TGIF! I am so happy it's Friday. We're supposed to have great weather this weekend, and hopefully we can get outside with the kids and do some fun stuff.
I ran another 4 miles yesterday, and my time was much better-- 44:19, which is pretty fast for me. I realize that 11 minute miles are not fast in the running world. I'm taking walk breaks to drink water and catch my breath about every mile or so, which means I'm running faster than 11 minute miles, but who knows how much faster. It really doesn't matter, but I still enjoy improving my time. The first time I ran 4 miles it took me 50 minutes!
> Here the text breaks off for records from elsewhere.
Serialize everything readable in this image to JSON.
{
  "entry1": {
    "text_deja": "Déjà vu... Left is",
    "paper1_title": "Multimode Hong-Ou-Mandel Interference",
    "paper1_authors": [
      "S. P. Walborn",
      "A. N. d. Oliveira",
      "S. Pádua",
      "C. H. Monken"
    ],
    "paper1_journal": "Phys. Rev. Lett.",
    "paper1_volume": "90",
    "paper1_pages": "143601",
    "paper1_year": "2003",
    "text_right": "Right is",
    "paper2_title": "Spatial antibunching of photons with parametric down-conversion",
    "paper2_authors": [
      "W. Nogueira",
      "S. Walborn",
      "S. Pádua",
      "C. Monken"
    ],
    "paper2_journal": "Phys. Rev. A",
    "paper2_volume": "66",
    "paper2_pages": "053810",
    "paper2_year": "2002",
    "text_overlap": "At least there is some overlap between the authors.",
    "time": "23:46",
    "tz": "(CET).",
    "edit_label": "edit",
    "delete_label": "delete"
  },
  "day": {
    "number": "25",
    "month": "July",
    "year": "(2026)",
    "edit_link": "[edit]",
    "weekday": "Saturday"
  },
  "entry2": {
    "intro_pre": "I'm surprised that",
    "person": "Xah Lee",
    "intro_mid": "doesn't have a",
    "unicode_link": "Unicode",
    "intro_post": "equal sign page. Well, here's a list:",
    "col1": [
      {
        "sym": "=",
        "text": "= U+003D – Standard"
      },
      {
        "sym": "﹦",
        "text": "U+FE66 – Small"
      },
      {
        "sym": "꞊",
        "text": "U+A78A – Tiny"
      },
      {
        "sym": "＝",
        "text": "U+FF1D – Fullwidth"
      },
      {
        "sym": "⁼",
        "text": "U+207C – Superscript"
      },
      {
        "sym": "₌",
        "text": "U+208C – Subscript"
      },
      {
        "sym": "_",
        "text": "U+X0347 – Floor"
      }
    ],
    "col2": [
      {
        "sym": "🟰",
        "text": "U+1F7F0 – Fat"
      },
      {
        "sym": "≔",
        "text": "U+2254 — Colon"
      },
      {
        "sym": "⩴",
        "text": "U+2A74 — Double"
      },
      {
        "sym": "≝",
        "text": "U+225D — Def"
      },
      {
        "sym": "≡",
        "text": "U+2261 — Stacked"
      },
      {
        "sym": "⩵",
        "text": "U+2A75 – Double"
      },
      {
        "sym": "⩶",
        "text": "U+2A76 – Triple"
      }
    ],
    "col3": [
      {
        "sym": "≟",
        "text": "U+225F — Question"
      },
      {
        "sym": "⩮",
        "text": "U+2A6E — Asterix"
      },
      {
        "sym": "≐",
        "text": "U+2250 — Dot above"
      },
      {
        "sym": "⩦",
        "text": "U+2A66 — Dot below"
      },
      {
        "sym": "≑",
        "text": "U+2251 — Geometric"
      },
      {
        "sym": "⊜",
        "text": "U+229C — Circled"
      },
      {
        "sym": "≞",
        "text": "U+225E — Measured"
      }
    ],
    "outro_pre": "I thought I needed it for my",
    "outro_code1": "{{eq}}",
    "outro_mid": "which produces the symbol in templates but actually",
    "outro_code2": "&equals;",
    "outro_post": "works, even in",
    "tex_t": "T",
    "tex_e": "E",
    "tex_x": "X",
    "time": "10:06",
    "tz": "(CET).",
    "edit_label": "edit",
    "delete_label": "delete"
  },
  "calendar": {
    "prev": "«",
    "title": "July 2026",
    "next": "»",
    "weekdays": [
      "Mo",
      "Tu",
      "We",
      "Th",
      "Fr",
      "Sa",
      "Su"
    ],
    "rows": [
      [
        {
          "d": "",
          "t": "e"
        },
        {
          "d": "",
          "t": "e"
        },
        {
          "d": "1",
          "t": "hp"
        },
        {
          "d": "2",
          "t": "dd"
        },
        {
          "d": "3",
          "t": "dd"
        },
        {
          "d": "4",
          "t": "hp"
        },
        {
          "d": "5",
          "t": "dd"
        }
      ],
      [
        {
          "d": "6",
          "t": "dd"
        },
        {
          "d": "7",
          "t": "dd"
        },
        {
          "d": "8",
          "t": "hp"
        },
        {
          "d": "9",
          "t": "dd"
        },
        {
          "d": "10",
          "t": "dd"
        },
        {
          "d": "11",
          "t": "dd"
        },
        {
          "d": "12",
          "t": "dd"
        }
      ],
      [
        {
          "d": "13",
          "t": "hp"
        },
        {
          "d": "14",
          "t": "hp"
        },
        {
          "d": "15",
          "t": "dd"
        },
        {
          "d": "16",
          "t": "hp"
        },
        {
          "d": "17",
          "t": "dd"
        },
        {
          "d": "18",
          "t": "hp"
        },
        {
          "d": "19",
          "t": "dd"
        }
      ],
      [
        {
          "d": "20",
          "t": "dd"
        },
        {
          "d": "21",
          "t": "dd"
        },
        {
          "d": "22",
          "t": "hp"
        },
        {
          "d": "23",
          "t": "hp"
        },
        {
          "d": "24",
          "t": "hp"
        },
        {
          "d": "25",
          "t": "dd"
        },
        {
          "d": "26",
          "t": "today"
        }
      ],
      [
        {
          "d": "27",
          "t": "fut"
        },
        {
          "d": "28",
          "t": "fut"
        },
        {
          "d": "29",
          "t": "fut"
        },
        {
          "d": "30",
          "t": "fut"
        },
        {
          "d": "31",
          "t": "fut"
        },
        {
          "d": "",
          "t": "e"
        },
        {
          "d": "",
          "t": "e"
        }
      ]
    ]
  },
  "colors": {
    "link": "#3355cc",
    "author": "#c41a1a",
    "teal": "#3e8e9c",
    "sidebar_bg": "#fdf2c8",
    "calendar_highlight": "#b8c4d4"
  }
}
Wendy commented on my last running post that the weather is "all mental. Disregard the weather and eventually it goes away." That totally explains how she is able to run the miles she does every week in South Florida's heat and humidity (and recently, the pouring rain). And it's great advice that I will have to repeat in my head over and over and over when it feels like I'm running through pea soup.
Dieting and maintaining (which I'm thinking about more and more, the closer I get to goal) are all mental too. How many times do those of us with food issues salve our mental hurts with food? When we are strong mentally, our bodies follow.
It takes a lot of energy to get mentally strong and do what's right for your body. This year has been about me finding that energy reserve and getting strong--putting myself as a high priority, making time for exercise, choosing healthy food at the grocery store and at restaurants, not letting work or kids be an excuse for failure.
I've had to give up a lot this year to gain the energy I needed to make this happen. I gave up antidepressants. I gave up donuts and ice cream as daily crutches to cope with my emotions and feelings of failure. I gave up cereal and milk, a food combination that's been my comfort since I was in my early teens. I gave up the martyrdom of motherhood-- no longer would I feel guilty about putting my kids in day care at the gym and leaving them for an hour, an investment in time that pays all of us back ten fold with my added energy and mental stability (at least, most days I'm stable).
I can't say I give 100% every day. I'm just not built that way--some days, I give 60% and I'm a failure. But the majority of my days have been about consistently being mentally prepared to stay on plan, to log my food, to exercise, and to avoid junk food at night. And all those days, built one on top of the other, have added up to what I am today.
Here's to making TODAY count!